After the wedding, with some swift talking and well-rehearsed moves on Connie's behalf, the relationship between he and Harper quickly blossoms into anything but a professional one. No sooner does Harper give up everything she has ever known: her life, her family and her acceptance to Harvard Law School; to go and live with Connie at his studio to “study art” and “create”, she discovers that she is not the first girl to find herself in this seemingly unique position. To Harper's dismay, Connie has a serial predilection to being the mentor and lover of beautiful young women.

As Billie (Gina Gershon) puts it, Harper has become the latest student of the Connie Fitzpatrick School for Young Women. Harper, distraught, angry and humiliated, runs back to her life, as she knew it before Connie. But just as the audience breathes a sigh of relief, it becomes clear that life just isn’t ever that simple and the same applies to Harper.

As she returns home for her 21st birthday, Harper realises that although Connie deceived and humiliated her, he at least believed in her, which is more than she can say for her family. Not only does her father have a “thing” for her sister causing her mother to flirt with any male in a 12 mile radius, and that they all continually make a mockery out of Harper’s life, they are all lawyers and spend their time around the dinner table debating various legal points and just generally being mean to each other.

It is all Harper can do but to run back to Connie. When she does, he is waiting with open arms. Even with the parameters of their relationship seemingly laid out before us, the audience just can't quite forget that this all is not going to end well and Connie is the easy target. But his relationship with Harper is not the same as those that have gone before her. Despite how much we want to believe that Harper is just another one of his girls, she isn't. She is not only more independent than the others but she understood from very early on just what she had got herself into. Connie, who is older, broker and not as good looking as he used to be, is infinitely more vulnerable and, to his surprise, finds himself dependent on and in love with Harper.

From the moment this realisation hits, Connie knows that he has to end it. In the most heartbreaking scene of the film, where actions defy words and words don't even attempt to hide their true meaning, Connie lets Harper go.

Sarah Polley is faultless as Harper and provides the perfect contrast in every way to Stephen Rea' s Connie and all that he embodies.

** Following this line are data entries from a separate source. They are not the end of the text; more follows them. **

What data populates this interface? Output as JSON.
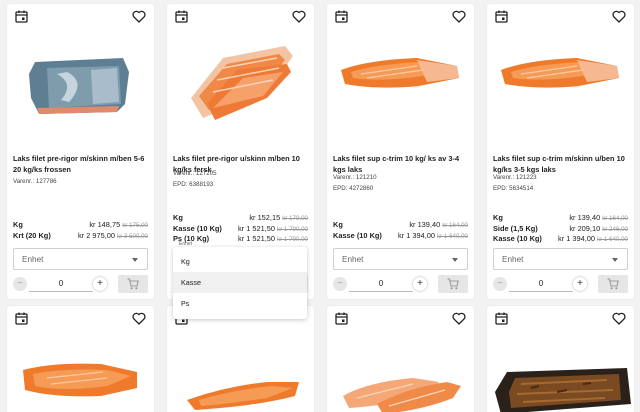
{
  "products": [
    {
      "title": "Laks filet pre-rigor m/skinn m/ben 5-6 20 kg/ks frossen",
      "varenr": "Varenr.: 127786",
      "epd": "",
      "prices": [
        {
          "label": "Kg",
          "price": "kr 148,75",
          "old": "kr 175,00"
        },
        {
          "label": "Krt (20 Kg)",
          "price": "kr 2 975,00",
          "old": "kr 3 500,00"
        }
      ]
    },
    {
      "title": "Laks filet pre-rigor u/skinn m/ben 10 kg/ks fersk",
      "varenr": "Varenr.: 127205",
      "epd": "EPD: 6388193",
      "prices": [
        {
          "label": "Kg",
          "price": "kr 152,15",
          "old": "kr 179,00"
        },
        {
          "label": "Kasse (10 Kg)",
          "price": "kr 1 521,50",
          "old": "kr 1 790,00"
        },
        {
          "label": "Ps (10 Kg)",
          "price": "kr 1 521,50",
          "old": "kr 1 790,00"
        }
      ]
    },
    {
      "title": "Laks filet sup c-trim 10 kg/ ks av 3-4 kgs laks",
      "varenr": "Varenr.: 121210",
      "epd": "EPD: 4272860",
      "prices": [
        {
          "label": "Kg",
          "price": "kr 139,40",
          "old": "kr 164,00"
        },
        {
          "label": "Kasse (10 Kg)",
          "price": "kr 1 394,00",
          "old": "kr 1 640,00"
        }
      ]
    },
    {
      "title": "Laks filet sup c-trim m/skinn u/ben 10 kg/ks 3-5 kgs laks",
      "varenr": "Varenr.: 121223",
      "epd": "EPD: 5634514",
      "prices": [
        {
          "label": "Kg",
          "price": "kr 139,40",
          "old": "kr 164,00"
        },
        {
          "label": "Side (1,5 Kg)",
          "price": "kr 209,10",
          "old": "kr 246,00"
        },
        {
          "label": "Kasse (10 Kg)",
          "price": "kr 1 394,00",
          "old": "kr 1 640,00"
        }
      ]
    }
  ],
  "unit_select": {
    "label": "Enhet",
    "hidden_label": "Enhet"
  },
  "quantity": "0",
  "dropdown": {
    "options": [
      "Kg",
      "Kasse",
      "Ps"
    ],
    "highlighted": "Kasse"
  },
  "icons": {
    "calendar": "calendar-icon",
    "favorite": "heart-outline-icon",
    "cart": "cart-icon",
    "caret": "chevron-down-icon"
  },
  "colors": {
    "background": "#f2f2f2",
    "card": "#ffffff",
    "salmon": "#f0803c",
    "disabled": "#e6e6e6"
  }
}
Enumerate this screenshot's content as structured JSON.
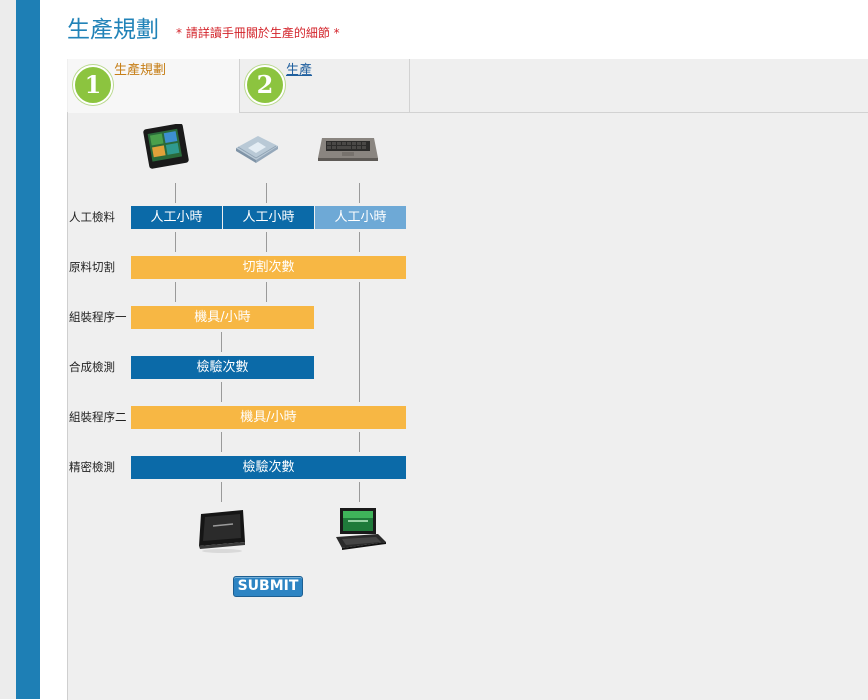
{
  "header": {
    "title": "生產規劃",
    "note": "* 請詳讀手冊關於生產的細節 *"
  },
  "tabs": [
    {
      "number": "1",
      "label": "生產規劃"
    },
    {
      "number": "2",
      "label": "生產"
    }
  ],
  "inputs": [
    {
      "name": "tablet-icon",
      "label": "tablet"
    },
    {
      "name": "cpu-chip-icon",
      "label": "processor chip"
    },
    {
      "name": "keyboard-icon",
      "label": "keyboard"
    }
  ],
  "rows": [
    {
      "label": "人工檢料",
      "bars": [
        "人工小時",
        "人工小時",
        "人工小時"
      ]
    },
    {
      "label": "原料切割",
      "bar": "切割次數"
    },
    {
      "label": "組裝程序一",
      "bar": "機具/小時"
    },
    {
      "label": "合成檢測",
      "bar": "檢驗次數"
    },
    {
      "label": "組裝程序二",
      "bar": "機具/小時"
    },
    {
      "label": "精密檢測",
      "bar": "檢驗次數"
    }
  ],
  "outputs": [
    {
      "name": "tablet-product-icon"
    },
    {
      "name": "netbook-product-icon"
    }
  ],
  "submit_label": "SUBMIT",
  "colors": {
    "sidebar": "#1e7fb5",
    "title": "#2183b8",
    "note": "#d3232a",
    "bar_blue": "#0b6aa8",
    "bar_light_blue": "#6ea9d6",
    "bar_orange": "#f7b744",
    "tab_number": "#8cc43f"
  }
}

In spite of the cheesy and unnecessary wrap up at the end of the film, overall Guinevere succeeds in defying the audience expectation it has itself created and conveys a touching and intelligent love story.

Screening at the George Cinemas and Cinema Como